What this task involves |
Write out each entry again. Keep every word exactly as it is.
***** Entries shown
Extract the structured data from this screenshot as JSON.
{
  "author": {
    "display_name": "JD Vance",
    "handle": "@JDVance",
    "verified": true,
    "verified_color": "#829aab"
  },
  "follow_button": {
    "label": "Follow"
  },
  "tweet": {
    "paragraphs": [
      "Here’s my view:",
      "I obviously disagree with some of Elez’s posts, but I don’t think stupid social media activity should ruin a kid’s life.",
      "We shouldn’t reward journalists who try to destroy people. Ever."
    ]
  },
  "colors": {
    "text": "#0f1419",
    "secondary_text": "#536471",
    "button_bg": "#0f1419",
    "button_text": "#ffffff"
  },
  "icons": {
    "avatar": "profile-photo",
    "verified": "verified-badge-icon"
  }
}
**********
Answer |
Extract the structured data from this screenshot as JSON.
{
  "author": {
    "display_name": "JD Vance",
    "handle": "@JDVance",
    "verified": true,
    "verified_color": "#829aab"
  },
  "follow_button": {
    "label": "Follow"
  },
  "tweet": {
    "paragraphs": [
      "Here’s my view:",
      "I obviously disagree with some of Elez’s posts, but I don’t think stupid social media activity should ruin a kid’s life.",
      "We shouldn’t reward journalists who try to destroy people. Ever."
    ]
  },
  "colors": {
    "text": "#0f1419",
    "secondary_text": "#536471",
    "button_bg": "#0f1419",
    "button_text": "#ffffff"
  },
  "icons": {
    "avatar": "profile-photo",
    "verified": "verified-badge-icon"
  }
}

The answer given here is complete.